**MDPI and ACS Style**

Yang, C.-Y.; Chen, P.-Y.; Wen, T.-J.; Jan, G.E. IMU Consensus Exception Detection with Dynamic Time Warping—A Comparative Approach. *Sensors* **2019**, *19*, 2237.
https://doi.org/10.3390/s19102237

**AMA Style**

Yang C-Y, Chen P-Y, Wen T-J, Jan GE. IMU Consensus Exception Detection with Dynamic Time Warping—A Comparative Approach. *Sensors*. 2019; 19(10):2237.
https://doi.org/10.3390/s19102237

**Chicago/Turabian Style**
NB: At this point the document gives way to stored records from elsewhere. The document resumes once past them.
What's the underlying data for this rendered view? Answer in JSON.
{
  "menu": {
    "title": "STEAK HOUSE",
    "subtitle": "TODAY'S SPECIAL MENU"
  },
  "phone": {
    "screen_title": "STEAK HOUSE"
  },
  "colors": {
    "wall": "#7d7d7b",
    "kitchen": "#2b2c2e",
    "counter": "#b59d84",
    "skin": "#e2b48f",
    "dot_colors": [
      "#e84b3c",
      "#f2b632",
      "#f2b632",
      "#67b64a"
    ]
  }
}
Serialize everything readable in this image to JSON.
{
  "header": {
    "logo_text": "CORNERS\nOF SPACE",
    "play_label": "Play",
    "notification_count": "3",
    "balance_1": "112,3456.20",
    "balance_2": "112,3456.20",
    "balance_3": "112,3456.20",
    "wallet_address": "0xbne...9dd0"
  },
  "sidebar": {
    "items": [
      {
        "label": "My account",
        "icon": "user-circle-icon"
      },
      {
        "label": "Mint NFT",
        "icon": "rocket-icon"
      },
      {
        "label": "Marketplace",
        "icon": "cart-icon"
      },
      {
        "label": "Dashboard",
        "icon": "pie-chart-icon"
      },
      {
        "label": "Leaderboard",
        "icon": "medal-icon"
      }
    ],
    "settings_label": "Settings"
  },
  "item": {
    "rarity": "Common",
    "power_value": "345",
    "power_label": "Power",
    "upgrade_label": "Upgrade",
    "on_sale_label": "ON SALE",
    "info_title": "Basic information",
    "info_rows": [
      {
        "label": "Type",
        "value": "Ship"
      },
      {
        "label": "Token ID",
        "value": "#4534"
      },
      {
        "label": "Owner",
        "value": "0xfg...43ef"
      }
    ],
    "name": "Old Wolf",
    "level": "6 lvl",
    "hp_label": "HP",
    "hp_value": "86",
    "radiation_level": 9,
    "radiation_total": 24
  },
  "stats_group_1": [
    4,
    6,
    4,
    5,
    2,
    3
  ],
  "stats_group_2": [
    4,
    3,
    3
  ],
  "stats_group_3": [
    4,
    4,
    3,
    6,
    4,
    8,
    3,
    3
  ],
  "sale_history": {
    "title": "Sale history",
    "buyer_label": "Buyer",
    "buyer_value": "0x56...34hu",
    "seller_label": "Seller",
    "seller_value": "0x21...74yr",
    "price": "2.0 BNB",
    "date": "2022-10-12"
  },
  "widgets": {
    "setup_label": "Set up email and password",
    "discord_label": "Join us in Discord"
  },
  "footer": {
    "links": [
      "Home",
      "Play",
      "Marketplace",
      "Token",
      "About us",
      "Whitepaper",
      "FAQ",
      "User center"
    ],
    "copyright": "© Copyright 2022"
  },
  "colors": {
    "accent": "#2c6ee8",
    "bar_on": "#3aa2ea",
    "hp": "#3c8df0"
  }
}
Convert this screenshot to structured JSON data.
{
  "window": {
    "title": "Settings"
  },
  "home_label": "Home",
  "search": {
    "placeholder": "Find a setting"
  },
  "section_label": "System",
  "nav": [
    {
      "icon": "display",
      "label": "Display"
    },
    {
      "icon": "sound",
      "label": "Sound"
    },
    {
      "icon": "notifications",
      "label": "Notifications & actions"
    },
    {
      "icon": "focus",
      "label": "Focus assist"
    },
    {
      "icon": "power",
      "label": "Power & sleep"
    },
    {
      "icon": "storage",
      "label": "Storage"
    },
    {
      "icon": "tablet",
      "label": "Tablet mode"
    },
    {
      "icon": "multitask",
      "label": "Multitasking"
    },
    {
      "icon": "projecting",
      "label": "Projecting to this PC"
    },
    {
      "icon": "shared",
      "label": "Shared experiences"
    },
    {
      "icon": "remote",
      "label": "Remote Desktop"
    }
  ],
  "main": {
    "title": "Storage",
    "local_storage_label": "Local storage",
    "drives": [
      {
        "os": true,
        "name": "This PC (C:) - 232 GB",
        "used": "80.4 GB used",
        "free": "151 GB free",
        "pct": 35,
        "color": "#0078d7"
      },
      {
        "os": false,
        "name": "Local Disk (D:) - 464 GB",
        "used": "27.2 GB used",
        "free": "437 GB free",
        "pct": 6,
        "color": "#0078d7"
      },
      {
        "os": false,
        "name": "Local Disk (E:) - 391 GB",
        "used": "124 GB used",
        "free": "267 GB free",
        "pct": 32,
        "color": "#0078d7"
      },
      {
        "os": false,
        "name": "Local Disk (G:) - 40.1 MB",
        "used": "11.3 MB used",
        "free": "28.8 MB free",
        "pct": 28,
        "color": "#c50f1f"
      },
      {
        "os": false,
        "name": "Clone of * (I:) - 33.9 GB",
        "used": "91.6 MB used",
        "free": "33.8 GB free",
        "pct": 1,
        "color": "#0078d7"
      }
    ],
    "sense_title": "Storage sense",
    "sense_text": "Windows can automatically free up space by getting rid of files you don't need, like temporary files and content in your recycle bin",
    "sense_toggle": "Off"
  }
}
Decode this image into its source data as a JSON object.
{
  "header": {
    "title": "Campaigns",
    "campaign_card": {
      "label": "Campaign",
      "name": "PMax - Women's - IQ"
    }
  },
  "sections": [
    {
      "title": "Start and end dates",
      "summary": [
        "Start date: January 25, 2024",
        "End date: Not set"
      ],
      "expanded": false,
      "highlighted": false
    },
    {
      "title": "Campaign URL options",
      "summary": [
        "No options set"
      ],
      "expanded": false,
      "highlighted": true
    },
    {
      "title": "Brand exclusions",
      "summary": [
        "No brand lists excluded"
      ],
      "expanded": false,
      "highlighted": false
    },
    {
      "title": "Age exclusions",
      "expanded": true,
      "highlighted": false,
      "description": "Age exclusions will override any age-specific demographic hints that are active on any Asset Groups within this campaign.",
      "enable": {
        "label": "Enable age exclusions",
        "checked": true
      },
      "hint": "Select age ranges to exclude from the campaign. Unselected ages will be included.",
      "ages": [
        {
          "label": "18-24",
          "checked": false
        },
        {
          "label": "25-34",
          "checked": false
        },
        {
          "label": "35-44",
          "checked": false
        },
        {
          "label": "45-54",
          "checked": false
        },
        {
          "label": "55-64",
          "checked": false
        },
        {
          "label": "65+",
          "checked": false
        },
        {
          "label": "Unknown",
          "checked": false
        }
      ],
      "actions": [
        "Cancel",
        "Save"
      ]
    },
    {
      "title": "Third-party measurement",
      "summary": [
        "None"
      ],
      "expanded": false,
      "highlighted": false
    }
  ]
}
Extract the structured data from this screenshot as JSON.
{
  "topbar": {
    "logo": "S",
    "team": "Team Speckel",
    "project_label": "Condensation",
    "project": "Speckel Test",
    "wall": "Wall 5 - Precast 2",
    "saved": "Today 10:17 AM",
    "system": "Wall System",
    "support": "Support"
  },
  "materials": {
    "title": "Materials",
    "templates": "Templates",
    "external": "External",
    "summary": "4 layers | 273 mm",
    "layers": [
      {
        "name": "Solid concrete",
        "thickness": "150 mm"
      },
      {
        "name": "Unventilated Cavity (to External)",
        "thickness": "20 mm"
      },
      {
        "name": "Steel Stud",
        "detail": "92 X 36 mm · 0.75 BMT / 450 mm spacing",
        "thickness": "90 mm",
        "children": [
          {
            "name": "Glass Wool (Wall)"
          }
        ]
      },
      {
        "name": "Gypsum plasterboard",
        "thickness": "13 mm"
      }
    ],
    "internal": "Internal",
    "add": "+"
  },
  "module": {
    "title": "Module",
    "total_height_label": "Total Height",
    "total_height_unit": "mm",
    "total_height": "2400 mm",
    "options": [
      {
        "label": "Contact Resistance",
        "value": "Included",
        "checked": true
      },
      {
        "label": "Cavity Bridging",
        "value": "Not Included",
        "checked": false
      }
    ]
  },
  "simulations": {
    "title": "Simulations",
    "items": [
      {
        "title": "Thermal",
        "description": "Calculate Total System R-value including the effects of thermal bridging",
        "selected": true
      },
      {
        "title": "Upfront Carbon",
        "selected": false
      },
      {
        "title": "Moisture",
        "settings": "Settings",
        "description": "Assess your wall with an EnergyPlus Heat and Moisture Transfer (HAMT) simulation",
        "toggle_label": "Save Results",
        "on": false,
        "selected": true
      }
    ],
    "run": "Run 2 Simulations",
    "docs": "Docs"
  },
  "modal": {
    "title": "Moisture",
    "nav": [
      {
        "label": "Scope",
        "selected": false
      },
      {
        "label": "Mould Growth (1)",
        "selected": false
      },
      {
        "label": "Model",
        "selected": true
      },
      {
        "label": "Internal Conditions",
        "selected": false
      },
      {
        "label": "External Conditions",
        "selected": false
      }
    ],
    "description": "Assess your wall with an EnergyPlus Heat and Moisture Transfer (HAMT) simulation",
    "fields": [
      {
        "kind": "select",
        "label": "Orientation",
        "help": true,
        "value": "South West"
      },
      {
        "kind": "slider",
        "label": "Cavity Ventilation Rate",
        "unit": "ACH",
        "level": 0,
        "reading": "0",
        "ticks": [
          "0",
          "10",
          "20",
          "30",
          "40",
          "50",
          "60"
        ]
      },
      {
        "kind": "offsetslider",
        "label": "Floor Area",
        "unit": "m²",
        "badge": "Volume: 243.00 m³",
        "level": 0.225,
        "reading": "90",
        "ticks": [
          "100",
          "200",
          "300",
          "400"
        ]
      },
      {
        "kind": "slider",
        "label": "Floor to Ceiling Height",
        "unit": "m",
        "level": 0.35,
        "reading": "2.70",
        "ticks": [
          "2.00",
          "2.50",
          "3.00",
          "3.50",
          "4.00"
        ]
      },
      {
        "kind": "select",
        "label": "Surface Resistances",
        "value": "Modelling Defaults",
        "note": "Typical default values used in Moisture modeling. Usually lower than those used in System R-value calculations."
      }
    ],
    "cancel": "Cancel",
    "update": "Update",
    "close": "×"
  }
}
Yang, Chan-Yun, Pei-Yu Chen, Te-Jen Wen, and Gene Eu Jan. 2019. "IMU Consensus Exception Detection with Dynamic Time Warping—A Comparative Approach" *Sensors* 19, no. 10: 2237.
https://doi.org/10.3390/s19102237